╭──

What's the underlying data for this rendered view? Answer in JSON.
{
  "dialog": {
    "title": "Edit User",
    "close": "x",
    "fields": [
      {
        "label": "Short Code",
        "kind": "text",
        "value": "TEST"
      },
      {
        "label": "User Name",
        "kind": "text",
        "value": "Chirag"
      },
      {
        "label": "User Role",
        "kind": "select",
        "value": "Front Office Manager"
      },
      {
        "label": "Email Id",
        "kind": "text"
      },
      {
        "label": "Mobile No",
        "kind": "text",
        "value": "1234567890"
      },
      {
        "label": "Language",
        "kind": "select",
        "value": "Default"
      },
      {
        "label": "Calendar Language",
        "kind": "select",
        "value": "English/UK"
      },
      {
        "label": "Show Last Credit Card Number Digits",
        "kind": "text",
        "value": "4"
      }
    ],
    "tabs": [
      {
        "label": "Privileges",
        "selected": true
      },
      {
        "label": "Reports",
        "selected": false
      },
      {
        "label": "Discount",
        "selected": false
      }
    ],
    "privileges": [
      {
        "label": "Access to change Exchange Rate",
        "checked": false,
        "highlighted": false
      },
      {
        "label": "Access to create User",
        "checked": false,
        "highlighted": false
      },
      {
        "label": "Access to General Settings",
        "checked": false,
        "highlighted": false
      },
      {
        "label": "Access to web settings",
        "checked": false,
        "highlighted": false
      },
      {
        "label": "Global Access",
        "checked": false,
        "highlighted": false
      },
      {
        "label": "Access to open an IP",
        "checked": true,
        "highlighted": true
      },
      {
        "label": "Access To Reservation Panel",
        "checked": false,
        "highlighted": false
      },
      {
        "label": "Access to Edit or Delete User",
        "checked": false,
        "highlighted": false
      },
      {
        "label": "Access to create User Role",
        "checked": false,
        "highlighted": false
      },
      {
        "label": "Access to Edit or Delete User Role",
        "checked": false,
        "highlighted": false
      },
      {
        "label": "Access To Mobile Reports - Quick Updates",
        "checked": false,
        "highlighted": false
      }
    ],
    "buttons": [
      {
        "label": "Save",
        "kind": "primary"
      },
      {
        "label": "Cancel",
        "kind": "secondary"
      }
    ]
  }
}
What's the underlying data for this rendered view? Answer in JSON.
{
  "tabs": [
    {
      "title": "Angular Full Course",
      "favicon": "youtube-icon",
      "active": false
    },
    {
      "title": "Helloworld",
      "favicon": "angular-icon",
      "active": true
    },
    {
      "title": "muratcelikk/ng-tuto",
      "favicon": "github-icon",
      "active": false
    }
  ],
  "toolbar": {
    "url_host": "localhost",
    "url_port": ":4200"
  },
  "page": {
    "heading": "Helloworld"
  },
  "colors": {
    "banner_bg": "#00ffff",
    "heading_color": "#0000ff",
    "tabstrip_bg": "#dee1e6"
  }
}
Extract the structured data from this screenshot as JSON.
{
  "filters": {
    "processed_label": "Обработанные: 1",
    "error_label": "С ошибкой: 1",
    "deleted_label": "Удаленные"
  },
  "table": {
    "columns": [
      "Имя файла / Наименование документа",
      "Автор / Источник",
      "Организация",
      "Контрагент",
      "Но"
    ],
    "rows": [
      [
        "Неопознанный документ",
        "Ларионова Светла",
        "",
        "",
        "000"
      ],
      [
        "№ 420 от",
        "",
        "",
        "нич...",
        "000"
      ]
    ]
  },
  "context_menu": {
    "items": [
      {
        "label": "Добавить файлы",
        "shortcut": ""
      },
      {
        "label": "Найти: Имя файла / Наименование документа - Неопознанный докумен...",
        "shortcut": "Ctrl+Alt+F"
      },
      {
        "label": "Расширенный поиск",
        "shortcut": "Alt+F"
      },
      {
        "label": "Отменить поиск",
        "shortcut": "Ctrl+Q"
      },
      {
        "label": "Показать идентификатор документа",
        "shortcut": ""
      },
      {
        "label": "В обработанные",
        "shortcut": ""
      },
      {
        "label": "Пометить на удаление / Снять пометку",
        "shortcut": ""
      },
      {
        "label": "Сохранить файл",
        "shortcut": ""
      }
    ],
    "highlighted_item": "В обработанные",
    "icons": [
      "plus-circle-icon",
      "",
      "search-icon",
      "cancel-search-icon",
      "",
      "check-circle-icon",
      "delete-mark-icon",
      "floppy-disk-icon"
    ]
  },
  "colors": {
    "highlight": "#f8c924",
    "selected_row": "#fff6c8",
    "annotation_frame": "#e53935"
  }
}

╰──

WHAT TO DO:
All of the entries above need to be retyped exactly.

RESULT:
What's the underlying data for this rendered view? Answer in JSON.
{
  "dialog": {
    "title": "Edit User",
    "close": "x",
    "fields": [
      {
        "label": "Short Code",
        "kind": "text",
        "value": "TEST"
      },
      {
        "label": "User Name",
        "kind": "text",
        "value": "Chirag"
      },
      {
        "label": "User Role",
        "kind": "select",
        "value": "Front Office Manager"
      },
      {
        "label": "Email Id",
        "kind": "text"
      },
      {
        "label": "Mobile No",
        "kind": "text",
        "value": "1234567890"
      },
      {
        "label": "Language",
        "kind": "select",
        "value": "Default"
      },
      {
        "label": "Calendar Language",
        "kind": "select",
        "value": "English/UK"
      },
      {
        "label": "Show Last Credit Card Number Digits",
        "kind": "text",
        "value": "4"
      }
    ],
    "tabs": [
      {
        "label": "Privileges",
        "selected": true
      },
      {
        "label": "Reports",
        "selected": false
      },
      {
        "label": "Discount",
        "selected": false
      }
    ],
    "privileges": [
      {
        "label": "Access to change Exchange Rate",
        "checked": false,
        "highlighted": false
      },
      {
        "label": "Access to create User",
        "checked": false,
        "highlighted": false
      },
      {
        "label": "Access to General Settings",
        "checked": false,
        "highlighted": false
      },
      {
        "label": "Access to web settings",
        "checked": false,
        "highlighted": false
      },
      {
        "label": "Global Access",
        "checked": false,
        "highlighted": false
      },
      {
        "label": "Access to open an IP",
        "checked": true,
        "highlighted": true
      },
      {
        "label": "Access To Reservation Panel",
        "checked": false,
        "highlighted": false
      },
      {
        "label": "Access to Edit or Delete User",
        "checked": false,
        "highlighted": false
      },
      {
        "label": "Access to create User Role",
        "checked": false,
        "highlighted": false
      },
      {
        "label": "Access to Edit or Delete User Role",
        "checked": false,
        "highlighted": false
      },
      {
        "label": "Access To Mobile Reports - Quick Updates",
        "checked": false,
        "highlighted": false
      }
    ],
    "buttons": [
      {
        "label": "Save",
        "kind": "primary"
      },
      {
        "label": "Cancel",
        "kind": "secondary"
      }
    ]
  }
}
What's the underlying data for this rendered view? Answer in JSON.
{
  "tabs": [
    {
      "title": "Angular Full Course",
      "favicon": "youtube-icon",
      "active": false
    },
    {
      "title": "Helloworld",
      "favicon": "angular-icon",
      "active": true
    },
    {
      "title": "muratcelikk/ng-tuto",
      "favicon": "github-icon",
      "active": false
    }
  ],
  "toolbar": {
    "url_host": "localhost",
    "url_port": ":4200"
  },
  "page": {
    "heading": "Helloworld"
  },
  "colors": {
    "banner_bg": "#00ffff",
    "heading_color": "#0000ff",
    "tabstrip_bg": "#dee1e6"
  }
}
Extract the structured data from this screenshot as JSON.
{
  "filters": {
    "processed_label": "Обработанные: 1",
    "error_label": "С ошибкой: 1",
    "deleted_label": "Удаленные"
  },
  "table": {
    "columns": [
      "Имя файла / Наименование документа",
      "Автор / Источник",
      "Организация",
      "Контрагент",
      "Но"
    ],
    "rows": [
      [
        "Неопознанный документ",
        "Ларионова Светла",
        "",
        "",
        "000"
      ],
      [
        "№ 420 от",
        "",
        "",
        "нич...",
        "000"
      ]
    ]
  },
  "context_menu": {
    "items": [
      {
        "label": "Добавить файлы",
        "shortcut": ""
      },
      {
        "label": "Найти: Имя файла / Наименование документа - Неопознанный докумен...",
        "shortcut": "Ctrl+Alt+F"
      },
      {
        "label": "Расширенный поиск",
        "shortcut": "Alt+F"
      },
      {
        "label": "Отменить поиск",
        "shortcut": "Ctrl+Q"
      },
      {
        "label": "Показать идентификатор документа",
        "shortcut": ""
      },
      {
        "label": "В обработанные",
        "shortcut": ""
      },
      {
        "label": "Пометить на удаление / Снять пометку",
        "shortcut": ""
      },
      {
        "label": "Сохранить файл",
        "shortcut": ""
      }
    ],
    "highlighted_item": "В обработанные",
    "icons": [
      "plus-circle-icon",
      "",
      "search-icon",
      "cancel-search-icon",
      "",
      "check-circle-icon",
      "delete-mark-icon",
      "floppy-disk-icon"
    ]
  },
  "colors": {
    "highlight": "#f8c924",
    "selected_row": "#fff6c8",
    "annotation_frame": "#e53935"
  }
}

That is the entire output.